Work request | Please restate every line below exactly, without any pictures.

Available data |
┏━━
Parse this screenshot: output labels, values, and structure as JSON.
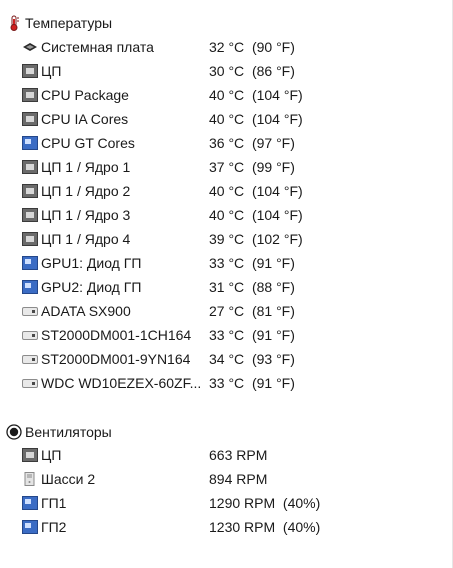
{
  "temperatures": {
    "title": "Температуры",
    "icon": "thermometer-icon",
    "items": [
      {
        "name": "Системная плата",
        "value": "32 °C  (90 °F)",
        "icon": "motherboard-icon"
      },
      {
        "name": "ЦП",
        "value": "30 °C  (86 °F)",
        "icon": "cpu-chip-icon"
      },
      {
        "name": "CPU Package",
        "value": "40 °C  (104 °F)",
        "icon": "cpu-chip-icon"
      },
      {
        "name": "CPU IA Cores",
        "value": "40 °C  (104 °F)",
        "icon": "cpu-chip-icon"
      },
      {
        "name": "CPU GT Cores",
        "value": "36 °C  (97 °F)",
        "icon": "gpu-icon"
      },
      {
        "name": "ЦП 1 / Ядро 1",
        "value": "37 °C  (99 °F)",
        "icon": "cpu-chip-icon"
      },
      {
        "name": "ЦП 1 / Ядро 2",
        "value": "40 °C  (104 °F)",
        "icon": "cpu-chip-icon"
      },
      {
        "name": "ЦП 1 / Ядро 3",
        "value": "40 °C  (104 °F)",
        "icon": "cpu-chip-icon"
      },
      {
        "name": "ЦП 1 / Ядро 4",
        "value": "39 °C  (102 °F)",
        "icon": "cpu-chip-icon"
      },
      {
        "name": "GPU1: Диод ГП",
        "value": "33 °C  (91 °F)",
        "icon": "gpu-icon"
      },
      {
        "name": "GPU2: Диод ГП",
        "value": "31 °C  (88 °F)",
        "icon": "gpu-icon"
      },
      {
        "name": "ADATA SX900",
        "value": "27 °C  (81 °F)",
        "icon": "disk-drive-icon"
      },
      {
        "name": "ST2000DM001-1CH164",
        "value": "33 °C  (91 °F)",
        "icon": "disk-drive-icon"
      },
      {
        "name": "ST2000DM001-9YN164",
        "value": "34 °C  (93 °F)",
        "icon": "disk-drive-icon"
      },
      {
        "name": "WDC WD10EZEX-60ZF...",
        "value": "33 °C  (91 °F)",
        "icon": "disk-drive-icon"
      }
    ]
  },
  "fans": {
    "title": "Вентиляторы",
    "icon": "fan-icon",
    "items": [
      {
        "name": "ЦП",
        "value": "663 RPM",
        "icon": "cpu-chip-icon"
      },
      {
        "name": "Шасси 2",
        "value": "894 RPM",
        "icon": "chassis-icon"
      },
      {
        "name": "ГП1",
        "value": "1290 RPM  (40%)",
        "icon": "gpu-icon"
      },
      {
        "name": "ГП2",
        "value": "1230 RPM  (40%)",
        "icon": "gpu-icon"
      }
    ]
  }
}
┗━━
Problem solution |
Parse this screenshot: output labels, values, and structure as JSON.
{
  "temperatures": {
    "title": "Температуры",
    "icon": "thermometer-icon",
    "items": [
      {
        "name": "Системная плата",
        "value": "32 °C  (90 °F)",
        "icon": "motherboard-icon"
      },
      {
        "name": "ЦП",
        "value": "30 °C  (86 °F)",
        "icon": "cpu-chip-icon"
      },
      {
        "name": "CPU Package",
        "value": "40 °C  (104 °F)",
        "icon": "cpu-chip-icon"
      },
      {
        "name": "CPU IA Cores",
        "value": "40 °C  (104 °F)",
        "icon": "cpu-chip-icon"
      },
      {
        "name": "CPU GT Cores",
        "value": "36 °C  (97 °F)",
        "icon": "gpu-icon"
      },
      {
        "name": "ЦП 1 / Ядро 1",
        "value": "37 °C  (99 °F)",
        "icon": "cpu-chip-icon"
      },
      {
        "name": "ЦП 1 / Ядро 2",
        "value": "40 °C  (104 °F)",
        "icon": "cpu-chip-icon"
      },
      {
        "name": "ЦП 1 / Ядро 3",
        "value": "40 °C  (104 °F)",
        "icon": "cpu-chip-icon"
      },
      {
        "name": "ЦП 1 / Ядро 4",
        "value": "39 °C  (102 °F)",
        "icon": "cpu-chip-icon"
      },
      {
        "name": "GPU1: Диод ГП",
        "value": "33 °C  (91 °F)",
        "icon": "gpu-icon"
      },
      {
        "name": "GPU2: Диод ГП",
        "value": "31 °C  (88 °F)",
        "icon": "gpu-icon"
      },
      {
        "name": "ADATA SX900",
        "value": "27 °C  (81 °F)",
        "icon": "disk-drive-icon"
      },
      {
        "name": "ST2000DM001-1CH164",
        "value": "33 °C  (91 °F)",
        "icon": "disk-drive-icon"
      },
      {
        "name": "ST2000DM001-9YN164",
        "value": "34 °C  (93 °F)",
        "icon": "disk-drive-icon"
      },
      {
        "name": "WDC WD10EZEX-60ZF...",
        "value": "33 °C  (91 °F)",
        "icon": "disk-drive-icon"
      }
    ]
  },
  "fans": {
    "title": "Вентиляторы",
    "icon": "fan-icon",
    "items": [
      {
        "name": "ЦП",
        "value": "663 RPM",
        "icon": "cpu-chip-icon"
      },
      {
        "name": "Шасси 2",
        "value": "894 RPM",
        "icon": "chassis-icon"
      },
      {
        "name": "ГП1",
        "value": "1290 RPM  (40%)",
        "icon": "gpu-icon"
      },
      {
        "name": "ГП2",
        "value": "1230 RPM  (40%)",
        "icon": "gpu-icon"
      }
    ]
  }
}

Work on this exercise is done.